testicular pain, testicular mass, infertility, impotence, libido, perform
Female: age of menarche ________, last menstral period _____ age
of menopause_____, post menopausal bleeding, abnormal menses,
amount of bleeding, intermenstrual bleeding, post-coital bleeding,
leukorrhea, pruritus, history of veneral disease (S.T.D.), serology, last
Obstetric History: full-term deliveries______, pregnancies_________,
abortions______, living children______, complications of pregnancies,
Methods of contraception:
a. Joints: pain, edema, heat, rubor, stiffness deformity
b. Muscles: myalgias, cramping, tenderness
15. Central nervous system: headache, syncope, seizures, vertigo,
diplopia, paralysis/paresis, muscle weakness, tremor, ataxia,
16. Hematopoietic: anemia, abnormal bleeding, adenopathy,
17. Endrocrine: goiter, heat intolerance, cold intolerance, change in
voice, polyuria, polydipsia, polyphagia
18. Psychiatric: nervousness, tension, mood, depression, memory
Cultural Assessment Guide
Note to the examiner:
Please review this tool before using it. Some questions are not
appropriate for every patient. For example, asking questions about death in the
context of minor illness may frighten the patient and give the impression that the
examiner is aware of something that the patient doesn’t know.
Respect for cultural diversity is politically correct. However, it is far more
important than being a matter of political correctness. It is a matter of simple
decency. It is a matter of an overall effort to respond to human needs. Sensitize
yourself to cultural diversity by reviewing the following ways to develop your
cultural understanding and respect:
Scrutinize your own cultural characteristics and beliefs.
Evaluate your ethnocentrism – the belief that your own ethnic heritage or
beliefs are superior and the beliefs and practices of other cultures are to

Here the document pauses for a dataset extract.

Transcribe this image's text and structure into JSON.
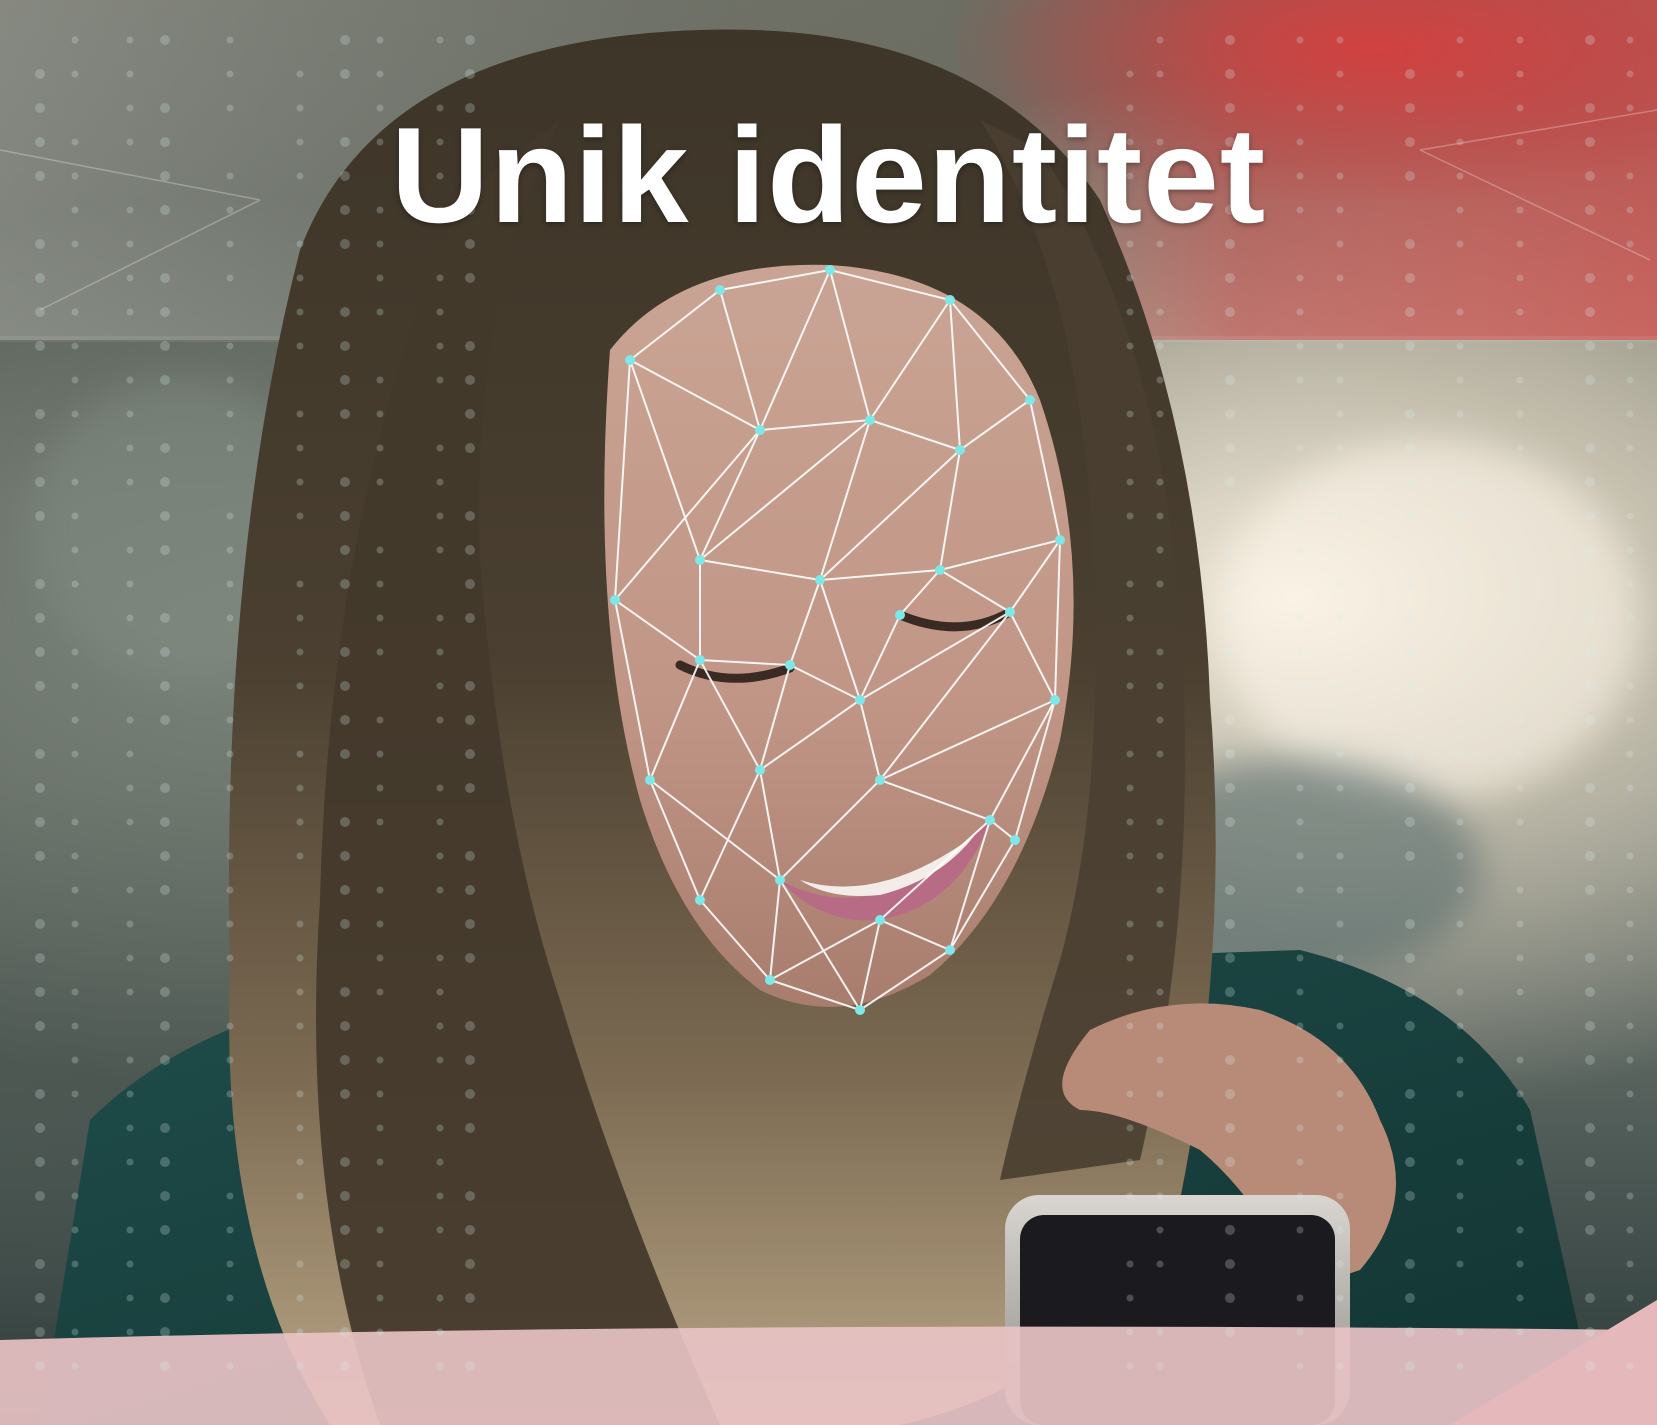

be disdained or treated with contempt.
Respect that with which you are unacquainted.
Recognize that cultural and religious values are deeply ingrained and
therefore very difficult to change.
Be willing to adapt the plan of care to accommodate the patient’s
culturally-based views and practices.
What is your ethnic background?___________________________________
First language_________________________Speaks English? Yes( ) No( )
Country of birth_________________________________________________
Country of parents’ birth__________________________________________
If raised in the U.S., were most members of your community of the same
ethnic background? Yes( ) No( )
Do you associate closely with your ethnic group? Yes( ) No( )
Is touch permitted? Yes( ) No( ) Is physical exam permitted? Yes( ) No( )
By myself? Yes( ) No( ) Requirements____________________________
Social beliefs and practices
How do you view marriage?
Do you view men and women as being equal?
Are boy and girl infants treated differently? Yes( ) No( ) If so, how?
Who is the family caregiver?
How important is punctuality in your culture?
Health beliefs and practices
What do you believe caused your problem?
What should be done to take care of your problem?
What bothers you most about what is happening to you?
Do you use any traditional or folk treatments?
Participation: >1 time per week ( ) 1 time per week ( ) 1 time per month ( )
Mostly on special occasions such as _______________________ Never ( )
Blood transfusions permitted? Yes( ) No( )
Is anointing required/preferred in illness? Yes( ) No( ) By whom?________
Are any other rituals helpful in illness?
What do you think about death?
Do you believe in faith healing?
What are your sources of hope, inner peace, and strength?
Who is your most important spiritual support person? Phone______________
Note to the examiner: Ask the following question if the patient faces a
When some people face a crisis such as yours, they feel angry with God.
Has the ever been your experience?
During your assessment you noted practices that are helpful and some that
may adversely affect health. In developing your plan of care, consider the
1. If a practice is potentially harmful based on current research-supported
data, gently discourage it.
2. If a practice is viewed both as helpful by the patient and harmless by
healthcare providers, find a way to incorporate it into the nursing or
medical care plan.
3. If a practice is questionable, continue to assess its impact. Do not
discourage its use but be cautious about encouraging it.